News Releases

Hundreds of manatees on the move in Palm Beach, Broward counties; boaters cautioned

News Release

Wednesday, December 22, 2010

Media contact: Gabriella B. Ferraro, 772-215-9459

The Florida Fish and Wildlife Conservation Commission (FWC) cautions Palm Beach and Broward county boaters to be on the lookout for manatees moving to and from warm-water refuges, particularly area power plants. Boaters should slow down and strictly obey posted speed restrictions in manatee-protection zones.

A recent aerial survey noted more than 800 manatees in the waters of Palm Beach County, most around Florida Power and Light's Riviera Beach Power Plant and the Port of Palm Beach, but some small groups were traveling in the Intracoastal Waterway. This is the largest number of manatees counted in a single aerial survey in Palm Beach County.

More than 900 manatees were observed in aerial surveys conducted recently in Broward County. These manatees are congregating primarily around FPL's two power plants: Port Everglades and Lauderdale.

The FWC urges boaters to take special care to avoid coming close to these marine mammals that are already stressed because of the cold snap. FWC law enforcement officers have increased patrols and are strictly enforcing manatee-protection-zone speed limits to aid the animals during this period when they are most vulnerable to vessel strikes.

To avoid striking manatees, vessel operators should wear polarized sunglasses to help them spot the creatures in the water and watch for the large, tell-tale circular slicks on the surface of the water (manatee footprints) that indicate the presence of manatees.

To report a distressed or dead manatee, call the FWC's Wildlife Alert Hotline at 888-404-FWCC (3922).
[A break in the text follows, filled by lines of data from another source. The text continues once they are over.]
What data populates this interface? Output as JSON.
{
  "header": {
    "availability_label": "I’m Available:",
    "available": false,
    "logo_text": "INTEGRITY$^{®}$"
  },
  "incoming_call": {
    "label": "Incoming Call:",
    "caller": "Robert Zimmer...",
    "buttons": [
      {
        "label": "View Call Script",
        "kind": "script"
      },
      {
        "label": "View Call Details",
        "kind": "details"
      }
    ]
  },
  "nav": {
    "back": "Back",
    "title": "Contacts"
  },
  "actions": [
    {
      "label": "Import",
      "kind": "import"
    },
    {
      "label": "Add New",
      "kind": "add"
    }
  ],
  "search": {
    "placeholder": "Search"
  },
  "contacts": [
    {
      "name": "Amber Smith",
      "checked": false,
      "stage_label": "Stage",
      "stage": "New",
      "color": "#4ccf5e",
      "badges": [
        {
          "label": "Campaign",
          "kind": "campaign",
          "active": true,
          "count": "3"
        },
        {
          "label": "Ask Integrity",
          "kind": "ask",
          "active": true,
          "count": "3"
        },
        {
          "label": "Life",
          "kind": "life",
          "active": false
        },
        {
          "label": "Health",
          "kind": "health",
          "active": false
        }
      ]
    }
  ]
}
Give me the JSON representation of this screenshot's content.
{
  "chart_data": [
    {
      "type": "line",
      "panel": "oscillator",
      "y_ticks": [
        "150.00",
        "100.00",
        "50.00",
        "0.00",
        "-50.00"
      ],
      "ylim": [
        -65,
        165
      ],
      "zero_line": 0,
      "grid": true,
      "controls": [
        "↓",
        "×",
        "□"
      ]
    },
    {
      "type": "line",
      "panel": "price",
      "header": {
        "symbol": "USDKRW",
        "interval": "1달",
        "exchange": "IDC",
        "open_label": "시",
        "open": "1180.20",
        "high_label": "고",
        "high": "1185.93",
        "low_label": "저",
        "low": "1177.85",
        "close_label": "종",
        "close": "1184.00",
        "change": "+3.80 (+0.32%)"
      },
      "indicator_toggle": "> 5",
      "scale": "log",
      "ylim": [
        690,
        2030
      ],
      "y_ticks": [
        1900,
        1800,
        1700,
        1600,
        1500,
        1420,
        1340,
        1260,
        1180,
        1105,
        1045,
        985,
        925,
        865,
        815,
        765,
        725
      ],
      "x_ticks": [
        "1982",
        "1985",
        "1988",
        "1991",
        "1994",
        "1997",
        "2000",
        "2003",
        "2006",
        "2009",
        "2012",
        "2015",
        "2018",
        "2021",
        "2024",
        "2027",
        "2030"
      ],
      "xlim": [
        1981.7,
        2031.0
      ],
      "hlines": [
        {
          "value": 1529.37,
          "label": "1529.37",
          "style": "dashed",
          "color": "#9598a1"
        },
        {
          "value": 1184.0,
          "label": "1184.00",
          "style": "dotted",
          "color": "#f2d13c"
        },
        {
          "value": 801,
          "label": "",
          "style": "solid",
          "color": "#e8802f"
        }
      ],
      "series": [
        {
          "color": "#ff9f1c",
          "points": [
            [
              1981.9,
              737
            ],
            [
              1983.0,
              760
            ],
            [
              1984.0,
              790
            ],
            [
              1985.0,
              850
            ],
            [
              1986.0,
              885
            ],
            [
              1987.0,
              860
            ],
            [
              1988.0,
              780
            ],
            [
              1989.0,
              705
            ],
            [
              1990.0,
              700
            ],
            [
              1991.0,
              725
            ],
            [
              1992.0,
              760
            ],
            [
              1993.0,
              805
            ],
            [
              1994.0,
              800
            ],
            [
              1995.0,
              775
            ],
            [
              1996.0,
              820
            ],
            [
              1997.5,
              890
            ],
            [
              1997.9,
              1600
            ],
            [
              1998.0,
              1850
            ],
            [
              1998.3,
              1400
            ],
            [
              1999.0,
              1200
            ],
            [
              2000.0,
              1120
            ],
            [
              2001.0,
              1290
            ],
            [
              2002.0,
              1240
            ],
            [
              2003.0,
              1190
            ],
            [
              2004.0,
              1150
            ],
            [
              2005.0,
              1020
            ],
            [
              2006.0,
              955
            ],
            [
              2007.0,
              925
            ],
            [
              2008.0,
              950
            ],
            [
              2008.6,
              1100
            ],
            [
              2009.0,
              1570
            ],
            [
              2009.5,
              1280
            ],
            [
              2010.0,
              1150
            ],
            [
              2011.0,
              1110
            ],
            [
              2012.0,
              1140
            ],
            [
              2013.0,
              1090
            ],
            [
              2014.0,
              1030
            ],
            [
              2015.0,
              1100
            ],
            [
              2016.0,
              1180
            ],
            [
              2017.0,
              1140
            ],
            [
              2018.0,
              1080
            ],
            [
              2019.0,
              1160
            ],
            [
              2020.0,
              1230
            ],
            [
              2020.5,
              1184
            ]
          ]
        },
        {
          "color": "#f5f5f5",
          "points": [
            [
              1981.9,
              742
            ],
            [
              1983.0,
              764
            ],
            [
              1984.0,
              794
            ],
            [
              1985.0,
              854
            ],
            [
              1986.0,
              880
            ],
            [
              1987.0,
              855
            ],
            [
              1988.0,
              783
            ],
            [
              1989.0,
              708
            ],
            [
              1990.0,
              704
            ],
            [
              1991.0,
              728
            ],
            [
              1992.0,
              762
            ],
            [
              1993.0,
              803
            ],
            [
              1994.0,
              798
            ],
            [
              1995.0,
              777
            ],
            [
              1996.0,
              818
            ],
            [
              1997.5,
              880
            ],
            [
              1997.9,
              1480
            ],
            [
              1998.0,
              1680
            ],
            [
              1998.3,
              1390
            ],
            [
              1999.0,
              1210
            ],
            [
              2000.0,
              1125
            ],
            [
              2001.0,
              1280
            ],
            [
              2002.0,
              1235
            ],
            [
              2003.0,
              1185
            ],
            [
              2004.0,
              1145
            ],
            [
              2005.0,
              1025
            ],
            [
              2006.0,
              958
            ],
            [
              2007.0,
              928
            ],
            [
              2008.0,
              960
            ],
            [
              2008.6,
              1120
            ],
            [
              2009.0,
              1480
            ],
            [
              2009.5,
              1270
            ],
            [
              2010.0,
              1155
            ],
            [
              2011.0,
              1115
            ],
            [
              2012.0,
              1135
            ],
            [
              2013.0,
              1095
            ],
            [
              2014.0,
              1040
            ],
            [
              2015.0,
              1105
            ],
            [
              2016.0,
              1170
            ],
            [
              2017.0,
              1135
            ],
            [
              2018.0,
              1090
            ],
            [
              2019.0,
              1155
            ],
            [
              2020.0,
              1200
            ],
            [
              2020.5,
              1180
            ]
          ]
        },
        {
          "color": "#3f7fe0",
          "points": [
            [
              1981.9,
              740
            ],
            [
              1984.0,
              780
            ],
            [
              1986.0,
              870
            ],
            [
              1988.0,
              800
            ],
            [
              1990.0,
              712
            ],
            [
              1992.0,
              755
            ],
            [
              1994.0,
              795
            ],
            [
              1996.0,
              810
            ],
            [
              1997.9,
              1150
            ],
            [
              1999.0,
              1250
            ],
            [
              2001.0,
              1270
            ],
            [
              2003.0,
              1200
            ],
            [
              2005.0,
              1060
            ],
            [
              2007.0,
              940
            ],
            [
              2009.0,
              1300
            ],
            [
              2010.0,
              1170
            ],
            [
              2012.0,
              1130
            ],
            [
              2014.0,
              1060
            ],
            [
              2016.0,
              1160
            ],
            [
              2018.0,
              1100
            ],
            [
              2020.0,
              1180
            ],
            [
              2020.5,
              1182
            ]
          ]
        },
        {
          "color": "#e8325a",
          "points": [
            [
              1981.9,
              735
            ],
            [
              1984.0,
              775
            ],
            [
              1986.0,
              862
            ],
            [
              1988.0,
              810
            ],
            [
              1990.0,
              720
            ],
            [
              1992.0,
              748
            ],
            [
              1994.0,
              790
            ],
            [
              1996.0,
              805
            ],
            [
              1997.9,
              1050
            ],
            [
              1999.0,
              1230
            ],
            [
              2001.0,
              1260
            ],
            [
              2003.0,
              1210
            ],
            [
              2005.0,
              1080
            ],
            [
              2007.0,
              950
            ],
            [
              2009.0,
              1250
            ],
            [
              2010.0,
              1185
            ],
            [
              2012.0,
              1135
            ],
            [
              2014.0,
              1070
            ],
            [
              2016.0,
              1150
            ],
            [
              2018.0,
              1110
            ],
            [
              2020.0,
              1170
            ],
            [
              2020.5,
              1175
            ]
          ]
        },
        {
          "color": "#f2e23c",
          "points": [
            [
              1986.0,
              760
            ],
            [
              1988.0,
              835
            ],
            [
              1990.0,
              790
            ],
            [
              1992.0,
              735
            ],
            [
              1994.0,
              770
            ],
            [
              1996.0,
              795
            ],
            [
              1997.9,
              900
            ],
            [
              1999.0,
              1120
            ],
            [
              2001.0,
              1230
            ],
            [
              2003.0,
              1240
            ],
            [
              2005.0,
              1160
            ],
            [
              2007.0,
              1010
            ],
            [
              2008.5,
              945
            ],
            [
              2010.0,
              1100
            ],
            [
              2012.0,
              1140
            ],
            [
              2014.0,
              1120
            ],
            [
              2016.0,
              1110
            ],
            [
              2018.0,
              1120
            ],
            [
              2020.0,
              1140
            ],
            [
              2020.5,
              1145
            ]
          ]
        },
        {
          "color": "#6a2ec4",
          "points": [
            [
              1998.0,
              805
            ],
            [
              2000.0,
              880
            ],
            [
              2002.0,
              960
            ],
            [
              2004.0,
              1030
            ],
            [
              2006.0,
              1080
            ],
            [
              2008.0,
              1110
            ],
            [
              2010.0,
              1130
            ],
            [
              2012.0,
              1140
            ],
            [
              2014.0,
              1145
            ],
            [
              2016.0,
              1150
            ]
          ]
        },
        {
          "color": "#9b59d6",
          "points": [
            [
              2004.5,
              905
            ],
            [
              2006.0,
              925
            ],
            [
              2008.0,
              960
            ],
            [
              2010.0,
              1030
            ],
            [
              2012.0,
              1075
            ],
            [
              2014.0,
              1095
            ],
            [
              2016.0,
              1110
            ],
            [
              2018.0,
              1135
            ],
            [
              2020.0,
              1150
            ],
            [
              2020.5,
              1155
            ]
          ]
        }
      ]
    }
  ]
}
FWC Facts:
Seagrasses are different from seaweeds (macroalgae) because they have true roots, leaves, internal veins and produce flowers.

Learn More at AskFWC